By Beth Herman
In a warm, welcoming Gaithersburg, Md. foyer, spirited prints by French Fauvist Raoul Dufy flank a stairway, a few feet away from an equally spirited drawing by the homeowner's child. With themes of sailboats, beaches and animals dominant both in Dufy's coveted portfolio and in the child’s unfiltered repertoire, at first glance distinguishing one from the other may be a challenge. But that’s precisely what Owner/ Principal Cindy Griffin of CMG Interiors had in mind when creating the livable, seamless, family-oriented space.
Having made interior design for growing, active families a special kind of niche, Griffin is an active mom herself whose website espouses the value of fruits and vegetables, snow, blowing leaves and beach sand in her life. Accordingly, she factors in ideas and objects from both her clients and their children when reimagining their residences.
“They have very busy lives running their households, their jobs, their kids’ lives, school, volunteer work—they may have little time to focus on updating or even initiating a room,” Griffin said of her clients, adding everyone, including kids, feels differently about a space.

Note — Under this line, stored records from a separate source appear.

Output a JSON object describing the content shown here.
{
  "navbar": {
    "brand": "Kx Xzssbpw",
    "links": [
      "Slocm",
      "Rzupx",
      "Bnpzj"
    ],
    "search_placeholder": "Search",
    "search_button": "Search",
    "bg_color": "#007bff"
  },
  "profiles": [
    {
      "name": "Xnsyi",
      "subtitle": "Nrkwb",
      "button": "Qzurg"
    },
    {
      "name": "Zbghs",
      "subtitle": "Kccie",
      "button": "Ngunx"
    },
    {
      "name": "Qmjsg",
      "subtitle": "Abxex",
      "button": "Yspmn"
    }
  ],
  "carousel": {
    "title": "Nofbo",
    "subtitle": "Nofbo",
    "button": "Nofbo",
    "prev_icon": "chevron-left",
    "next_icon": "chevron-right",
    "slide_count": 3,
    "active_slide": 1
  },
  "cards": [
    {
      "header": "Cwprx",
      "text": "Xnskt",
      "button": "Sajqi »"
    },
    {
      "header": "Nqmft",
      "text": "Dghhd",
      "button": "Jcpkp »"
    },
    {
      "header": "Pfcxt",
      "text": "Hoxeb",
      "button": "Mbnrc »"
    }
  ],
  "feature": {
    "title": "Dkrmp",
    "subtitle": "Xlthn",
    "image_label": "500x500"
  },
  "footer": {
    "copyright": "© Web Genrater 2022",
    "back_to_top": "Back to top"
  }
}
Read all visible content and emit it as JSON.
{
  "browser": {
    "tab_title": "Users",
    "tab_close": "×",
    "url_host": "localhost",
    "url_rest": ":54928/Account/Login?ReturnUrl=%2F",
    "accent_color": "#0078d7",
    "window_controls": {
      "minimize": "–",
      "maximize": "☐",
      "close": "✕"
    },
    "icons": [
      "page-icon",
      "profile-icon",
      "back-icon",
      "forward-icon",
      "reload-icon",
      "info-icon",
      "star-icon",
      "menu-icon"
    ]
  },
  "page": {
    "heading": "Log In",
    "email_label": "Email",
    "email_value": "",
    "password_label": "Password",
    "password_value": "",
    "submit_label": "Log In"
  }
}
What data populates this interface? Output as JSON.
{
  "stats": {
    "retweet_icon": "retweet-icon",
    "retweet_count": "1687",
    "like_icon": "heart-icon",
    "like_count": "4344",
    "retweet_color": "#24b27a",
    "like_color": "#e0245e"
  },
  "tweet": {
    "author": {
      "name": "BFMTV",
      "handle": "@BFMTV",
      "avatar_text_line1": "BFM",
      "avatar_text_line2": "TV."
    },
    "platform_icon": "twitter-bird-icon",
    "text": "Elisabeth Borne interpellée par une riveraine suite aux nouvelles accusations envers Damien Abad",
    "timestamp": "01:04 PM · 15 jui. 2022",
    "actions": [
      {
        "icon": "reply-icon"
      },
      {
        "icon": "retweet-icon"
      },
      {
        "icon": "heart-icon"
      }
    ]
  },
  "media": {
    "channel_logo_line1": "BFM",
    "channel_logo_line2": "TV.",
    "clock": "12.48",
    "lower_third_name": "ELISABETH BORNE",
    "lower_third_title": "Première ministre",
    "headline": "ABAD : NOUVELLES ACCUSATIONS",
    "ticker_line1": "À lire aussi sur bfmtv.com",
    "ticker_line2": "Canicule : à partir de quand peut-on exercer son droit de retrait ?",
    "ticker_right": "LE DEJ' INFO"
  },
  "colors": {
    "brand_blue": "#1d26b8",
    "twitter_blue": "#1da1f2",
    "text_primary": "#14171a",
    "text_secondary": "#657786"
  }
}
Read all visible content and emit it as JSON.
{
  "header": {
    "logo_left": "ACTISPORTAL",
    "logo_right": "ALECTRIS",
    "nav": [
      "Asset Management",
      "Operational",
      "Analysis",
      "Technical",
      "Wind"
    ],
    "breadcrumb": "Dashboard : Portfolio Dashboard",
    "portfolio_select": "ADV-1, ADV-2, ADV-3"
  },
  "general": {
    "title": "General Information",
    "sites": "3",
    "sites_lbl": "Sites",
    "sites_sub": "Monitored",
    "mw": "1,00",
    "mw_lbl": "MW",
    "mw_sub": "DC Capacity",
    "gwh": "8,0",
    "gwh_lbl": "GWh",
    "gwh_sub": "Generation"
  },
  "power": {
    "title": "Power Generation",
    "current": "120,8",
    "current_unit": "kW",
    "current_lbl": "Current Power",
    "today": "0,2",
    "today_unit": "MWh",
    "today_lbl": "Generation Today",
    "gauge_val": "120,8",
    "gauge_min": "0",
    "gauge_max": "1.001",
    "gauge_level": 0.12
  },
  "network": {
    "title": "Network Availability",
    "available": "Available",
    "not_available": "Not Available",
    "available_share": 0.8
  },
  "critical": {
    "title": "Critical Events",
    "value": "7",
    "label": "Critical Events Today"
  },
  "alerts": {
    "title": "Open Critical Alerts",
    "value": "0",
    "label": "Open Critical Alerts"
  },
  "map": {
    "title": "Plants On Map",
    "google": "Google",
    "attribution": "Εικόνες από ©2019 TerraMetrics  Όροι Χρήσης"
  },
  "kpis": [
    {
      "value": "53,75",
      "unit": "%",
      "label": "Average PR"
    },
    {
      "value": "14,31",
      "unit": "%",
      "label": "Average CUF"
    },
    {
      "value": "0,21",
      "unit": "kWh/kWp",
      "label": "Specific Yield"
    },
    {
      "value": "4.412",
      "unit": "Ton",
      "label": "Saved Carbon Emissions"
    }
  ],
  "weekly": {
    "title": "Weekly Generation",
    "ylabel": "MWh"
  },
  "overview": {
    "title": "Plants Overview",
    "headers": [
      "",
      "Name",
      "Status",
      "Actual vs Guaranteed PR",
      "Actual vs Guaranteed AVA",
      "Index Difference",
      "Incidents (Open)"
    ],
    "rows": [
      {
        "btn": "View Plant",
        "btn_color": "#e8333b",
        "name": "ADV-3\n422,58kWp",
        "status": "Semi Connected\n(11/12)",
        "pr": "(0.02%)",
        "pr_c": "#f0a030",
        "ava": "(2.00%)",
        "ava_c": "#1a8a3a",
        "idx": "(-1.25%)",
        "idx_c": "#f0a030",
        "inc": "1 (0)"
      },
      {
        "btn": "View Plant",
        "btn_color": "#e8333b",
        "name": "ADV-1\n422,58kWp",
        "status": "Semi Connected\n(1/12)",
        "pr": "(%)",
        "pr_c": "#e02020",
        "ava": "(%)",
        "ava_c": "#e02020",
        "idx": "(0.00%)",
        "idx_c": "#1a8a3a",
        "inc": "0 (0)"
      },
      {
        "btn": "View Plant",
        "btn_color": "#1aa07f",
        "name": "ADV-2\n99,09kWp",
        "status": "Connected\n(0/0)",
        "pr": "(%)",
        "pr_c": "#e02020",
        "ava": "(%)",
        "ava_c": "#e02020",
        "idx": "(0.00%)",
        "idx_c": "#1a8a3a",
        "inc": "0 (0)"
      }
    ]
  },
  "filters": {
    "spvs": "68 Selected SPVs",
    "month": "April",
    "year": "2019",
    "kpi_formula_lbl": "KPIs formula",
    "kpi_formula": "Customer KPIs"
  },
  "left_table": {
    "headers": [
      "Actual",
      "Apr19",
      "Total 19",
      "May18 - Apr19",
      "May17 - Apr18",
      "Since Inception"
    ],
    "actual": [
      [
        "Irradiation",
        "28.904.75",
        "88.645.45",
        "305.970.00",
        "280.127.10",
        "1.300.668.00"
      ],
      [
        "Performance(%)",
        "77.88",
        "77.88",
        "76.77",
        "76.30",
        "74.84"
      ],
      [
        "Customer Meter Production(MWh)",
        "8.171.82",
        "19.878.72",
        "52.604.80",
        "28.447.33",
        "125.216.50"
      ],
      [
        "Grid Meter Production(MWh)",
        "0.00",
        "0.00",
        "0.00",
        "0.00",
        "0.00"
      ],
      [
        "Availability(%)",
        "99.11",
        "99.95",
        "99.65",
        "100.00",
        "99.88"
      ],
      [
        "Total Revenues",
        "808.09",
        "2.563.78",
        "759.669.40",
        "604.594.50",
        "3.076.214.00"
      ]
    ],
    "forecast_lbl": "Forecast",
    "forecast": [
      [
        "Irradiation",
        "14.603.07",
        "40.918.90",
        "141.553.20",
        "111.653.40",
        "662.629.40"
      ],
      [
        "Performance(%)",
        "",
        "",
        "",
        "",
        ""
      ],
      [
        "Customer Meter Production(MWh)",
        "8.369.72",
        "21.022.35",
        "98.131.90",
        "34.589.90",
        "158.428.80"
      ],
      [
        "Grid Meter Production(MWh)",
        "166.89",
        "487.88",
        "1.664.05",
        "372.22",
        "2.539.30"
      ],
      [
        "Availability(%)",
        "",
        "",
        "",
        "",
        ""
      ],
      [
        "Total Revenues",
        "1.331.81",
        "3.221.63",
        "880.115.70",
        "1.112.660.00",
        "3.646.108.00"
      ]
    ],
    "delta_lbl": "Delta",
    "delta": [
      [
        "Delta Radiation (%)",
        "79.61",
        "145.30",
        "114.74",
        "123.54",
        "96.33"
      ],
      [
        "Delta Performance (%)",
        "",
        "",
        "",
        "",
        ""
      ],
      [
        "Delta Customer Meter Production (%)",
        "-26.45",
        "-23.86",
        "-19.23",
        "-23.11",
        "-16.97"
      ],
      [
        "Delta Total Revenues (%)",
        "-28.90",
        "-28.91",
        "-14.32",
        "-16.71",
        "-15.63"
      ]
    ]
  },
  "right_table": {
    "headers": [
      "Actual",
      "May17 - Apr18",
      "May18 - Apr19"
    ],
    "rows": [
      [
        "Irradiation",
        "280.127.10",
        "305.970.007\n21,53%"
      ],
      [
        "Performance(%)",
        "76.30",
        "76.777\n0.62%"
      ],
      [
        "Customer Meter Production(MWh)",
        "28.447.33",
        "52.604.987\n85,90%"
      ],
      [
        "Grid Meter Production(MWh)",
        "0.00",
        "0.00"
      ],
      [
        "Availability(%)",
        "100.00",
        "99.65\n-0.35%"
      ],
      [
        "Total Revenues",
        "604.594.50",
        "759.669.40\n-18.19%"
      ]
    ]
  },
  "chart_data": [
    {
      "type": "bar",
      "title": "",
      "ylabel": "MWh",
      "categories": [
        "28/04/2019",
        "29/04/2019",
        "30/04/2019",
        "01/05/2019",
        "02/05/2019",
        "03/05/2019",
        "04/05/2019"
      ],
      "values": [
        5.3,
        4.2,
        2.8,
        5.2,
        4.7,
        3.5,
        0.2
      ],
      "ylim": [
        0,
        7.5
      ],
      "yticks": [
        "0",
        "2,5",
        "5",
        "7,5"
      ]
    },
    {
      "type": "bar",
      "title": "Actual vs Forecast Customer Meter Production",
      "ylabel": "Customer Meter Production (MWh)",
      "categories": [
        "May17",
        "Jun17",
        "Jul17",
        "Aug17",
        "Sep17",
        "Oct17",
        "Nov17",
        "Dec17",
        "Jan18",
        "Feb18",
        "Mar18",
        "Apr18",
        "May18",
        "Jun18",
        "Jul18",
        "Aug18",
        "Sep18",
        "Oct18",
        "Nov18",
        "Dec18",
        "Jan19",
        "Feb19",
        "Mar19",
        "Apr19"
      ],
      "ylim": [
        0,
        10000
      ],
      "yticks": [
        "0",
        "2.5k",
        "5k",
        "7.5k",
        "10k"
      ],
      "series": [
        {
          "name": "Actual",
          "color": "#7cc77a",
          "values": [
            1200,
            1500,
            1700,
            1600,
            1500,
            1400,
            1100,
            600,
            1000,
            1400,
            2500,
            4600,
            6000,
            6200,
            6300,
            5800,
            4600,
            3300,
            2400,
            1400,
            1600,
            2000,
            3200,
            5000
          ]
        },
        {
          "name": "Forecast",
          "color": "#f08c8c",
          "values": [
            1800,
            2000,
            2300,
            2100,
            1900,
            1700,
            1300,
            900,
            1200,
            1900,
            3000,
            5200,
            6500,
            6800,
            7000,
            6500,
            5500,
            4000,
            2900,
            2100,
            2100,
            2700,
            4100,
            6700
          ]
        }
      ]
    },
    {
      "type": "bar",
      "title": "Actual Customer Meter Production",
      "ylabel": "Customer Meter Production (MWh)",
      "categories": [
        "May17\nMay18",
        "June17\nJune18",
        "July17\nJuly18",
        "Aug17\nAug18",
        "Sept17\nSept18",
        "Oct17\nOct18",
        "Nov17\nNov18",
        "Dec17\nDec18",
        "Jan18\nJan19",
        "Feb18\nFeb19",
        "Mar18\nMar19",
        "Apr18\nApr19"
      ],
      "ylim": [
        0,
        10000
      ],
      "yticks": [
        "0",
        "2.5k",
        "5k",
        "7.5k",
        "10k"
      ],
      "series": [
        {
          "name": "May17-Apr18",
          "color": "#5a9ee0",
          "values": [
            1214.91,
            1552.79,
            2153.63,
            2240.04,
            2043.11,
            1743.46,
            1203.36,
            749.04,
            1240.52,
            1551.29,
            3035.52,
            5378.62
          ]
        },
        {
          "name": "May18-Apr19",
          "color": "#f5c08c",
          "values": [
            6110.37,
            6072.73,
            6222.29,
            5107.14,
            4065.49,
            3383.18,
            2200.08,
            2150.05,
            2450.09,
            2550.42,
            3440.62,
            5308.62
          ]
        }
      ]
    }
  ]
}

Accordingly, the designer makes it a practice to ferret out existing items like art (children’s and other), keepsakes, travel mementos and additional elements the family has acquired and/or developed over time, often making them features or focal points of her renovations. What’s more, Griffin said “shifting, relocating, reusing and seeing things in a new light” is the key to an effective, family-friendly, transitional redesign of a space, as is an unhurried approach — or developing that space over a considerable period of time if appropriate. In a thought, families grow and change and so do spaces.
Keeping it close
In the Gaithersburg foyer, a late 1960s high gloss white metal hand rail is something many designers would have jettisoned, Griffin said. Electing to paint it a more classic dark bronze, the designer added an elegant old world-style chandelier, chest of drawers with a raw antique feel and rustic metal handles, lush, leafy plants and an organic color palette to a space that might have otherwise been overlooked. “We added photos of the children and left the wood stairs unpainted and without a rug,” Griffin said. The addition of the Dufy prints and parallel child’s artwork makes the space more of a vignette, she added.
In the family’s living room, Griffin used “layering” to enhance and organize the space. Relocating a piano and retaining the sofa, coffee table and rug, the designer created a concentrated seating area, dedicating the room’s perimeter to less utilitarian, less used and more decorative objects. “You need to have a cozy conversation group that’s easily reachable,” she said of the space’s center, framing and displaying more children’s artwork as a focal point. Because the living room is a northern exposure, Griffin used a golden color on the walls to warm it up, and made sure to include lighting in all four corners. “Lighting this way goes for any room to make it feel even,” she said.
In the designer’s own child’s room, also in Gaithersburg and created when he was 3 years old, cherished family pieces yielded a bright, personal, comfortable and comforting space. A handmade quilt from his grandmother that includes Depression-era fabrics, a lamp that was a wedding gift to his parents—replete with a hand stamped moose representing his favorite tome “If You Give a Moose a Muffin,” and an end table that was a second grade project containing artwork from the entire class punctuated and personalized the room. A mural of a large, lush, verdant tree, painted by Griffin herself, symbolizes the tree of life and its positive energy, and a framed self-portrait from kindergarten along with an image of the child with his grandfather in a homemade life-sized train created a very special environment.
Over time (Griffin’s son is now 15), and though he elected to preserve his mother’s cherished mural and a few other childhood elements, furnishings like a bean bag chair and objects like a world map, and brown and white artwork—which is paper he made from plants, glue and water— accommodated his maturing interests and studies (the paper won a blue ribbon at the Maryland County Fair).
“The room has grown with him,” said Griffin, though it continues to nurture, retains his true character and connects him to childhood and family.
“A lot of the clients I work with are every day families. It’s important to express their style, home and family through things they’ve inherited, bought themselves and brought together through their relationships. You want things to endure.”